Yasuhiro Ishimoto’s KATSURA VILLA, an exhibition of color photographs, is held this month.
Returning temporarily to Japan in 1953, he visited Katsura Villa in Kyoto for the first time while on assignment from the the Museum of Modern Art, New York to research Japanese architecture.
Ishimoto found in its architecture the beauty of modernism, and photographed it by eliminating the all elements that appeared ornamental to his Bauhaus sensibilities. He later arranged the photographs to be published as a book entitled “KATSURA: Tradition and Creation in Japanese Architecture” (Yale University and Zoukei-sha, 1960). Edited by Herbert Bayer, with texts by Kenzo Tange and Walter Gropius, the book created a sensation and had much influence over the later history of architecture.
A six-year project for demolishing and restoring the edifice begun in 1976 nearly a quarter-century after his first visit to the villa. Ishimoto took photographs of Katsura again in 1981 and 1982, about the time the project was coming to completion. On this occasion, he photographed in color, with an extensive use of electronic flash. He concentrated on capturing its atmosphere, construction and color as they were reflected in his mind. These photographs were published by Iwanami-Shoten in the book KATSURA VILLA (1983).
More than 20 images photographed in 1981 and 1982 are on exhibition.

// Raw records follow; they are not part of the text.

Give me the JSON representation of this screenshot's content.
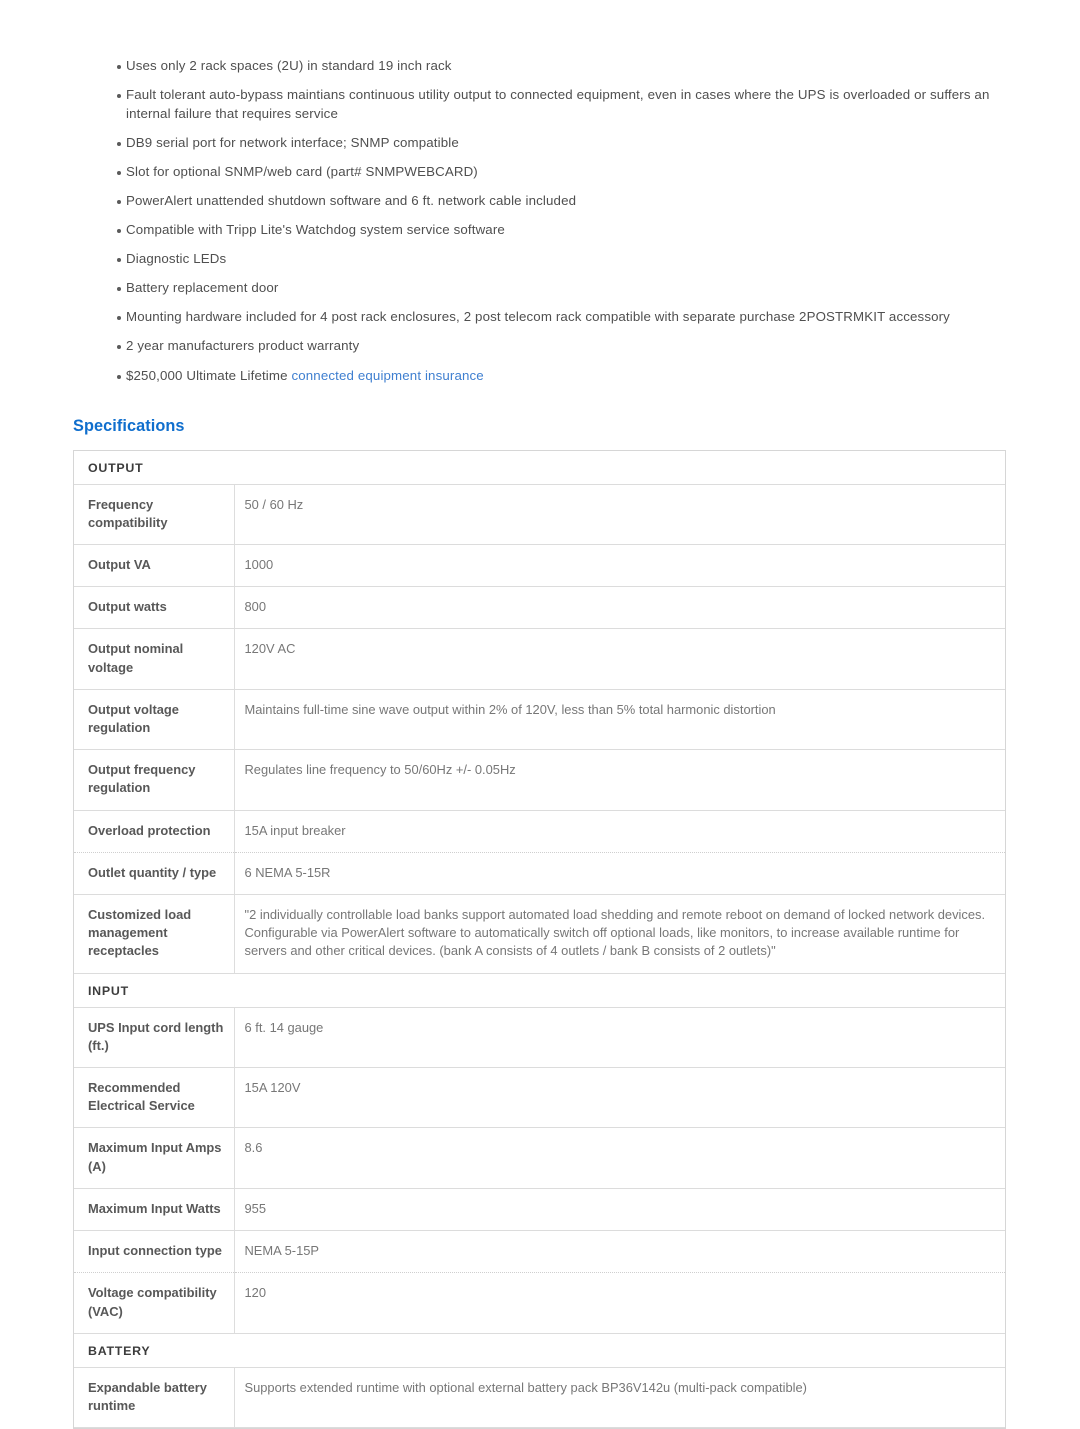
{
  "features": {
    "items": [
      {
        "text": "Uses only 2 rack spaces (2U) in standard 19 inch rack"
      },
      {
        "text": "Fault tolerant auto-bypass maintians continuous utility output to connected equipment, even in cases where the UPS is overloaded or suffers an internal failure that requires service"
      },
      {
        "text": "DB9 serial port for network interface; SNMP compatible"
      },
      {
        "text": "Slot for optional SNMP/web card (part# SNMPWEBCARD)"
      },
      {
        "text": "PowerAlert unattended shutdown software and 6 ft. network cable included"
      },
      {
        "text": "Compatible with Tripp Lite's Watchdog system service software"
      },
      {
        "text": "Diagnostic LEDs"
      },
      {
        "text": "Battery replacement door"
      },
      {
        "text": "Mounting hardware included for 4 post rack enclosures, 2 post telecom rack compatible with separate purchase 2POSTRMKIT accessory"
      },
      {
        "text": "2 year manufacturers product warranty"
      },
      {
        "text": "$250,000 Ultimate Lifetime ",
        "link_text": "connected equipment insurance"
      }
    ]
  },
  "specifications": {
    "heading": "Specifications",
    "sections": [
      {
        "title": "OUTPUT",
        "rows": [
          {
            "label": "Frequency compatibility",
            "value": "50 / 60 Hz",
            "border": "solid"
          },
          {
            "label": "Output VA",
            "value": "1000",
            "border": "solid"
          },
          {
            "label": "Output watts",
            "value": "800",
            "border": "solid"
          },
          {
            "label": "Output nominal voltage",
            "value": "120V AC",
            "border": "solid"
          },
          {
            "label": "Output voltage regulation",
            "value": "Maintains full-time sine wave output within 2% of 120V, less than 5% total harmonic distortion",
            "border": "solid"
          },
          {
            "label": "Output frequency regulation",
            "value": "Regulates line frequency to 50/60Hz +/- 0.05Hz",
            "border": "solid"
          },
          {
            "label": "Overload protection",
            "value": "15A input breaker",
            "border": "dotted"
          },
          {
            "label": "Outlet quantity / type",
            "value": "6 NEMA 5-15R",
            "border": "solid"
          },
          {
            "label": "Customized load management receptacles",
            "value": "\"2 individually controllable load banks support automated load shedding and remote reboot on demand of locked network devices. Configurable via PowerAlert software to automatically switch off optional loads, like monitors, to increase available runtime for servers and other critical devices. (bank A consists of 4 outlets / bank B consists of 2 outlets)\"",
            "border": "solid"
          }
        ]
      },
      {
        "title": "INPUT",
        "rows": [
          {
            "label": "UPS Input cord length (ft.)",
            "value": "6 ft. 14 gauge",
            "border": "solid"
          },
          {
            "label": "Recommended Electrical Service",
            "value": "15A 120V",
            "border": "solid"
          },
          {
            "label": "Maximum Input Amps (A)",
            "value": "8.6",
            "border": "solid"
          },
          {
            "label": "Maximum Input Watts",
            "value": "955",
            "border": "solid"
          },
          {
            "label": "Input connection type",
            "value": "NEMA 5-15P",
            "border": "dotted"
          },
          {
            "label": "Voltage compatibility (VAC)",
            "value": "120",
            "border": "solid"
          }
        ]
      },
      {
        "title": "BATTERY",
        "rows": [
          {
            "label": "Expandable battery runtime",
            "value": "Supports extended runtime with optional external battery pack BP36V142u (multi-pack compatible)",
            "border": "solid"
          }
        ]
      }
    ]
  },
  "colors": {
    "heading_blue": "#0f6ecd",
    "link_blue": "#3f7fd0",
    "label_gray": "#585858",
    "value_gray": "#777777",
    "border_gray": "#dcdcdc"
  }
}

Please note: the images do not appear on this site.
Ishimoto’s most recent works of people on the street corner (2002-03) are also shown.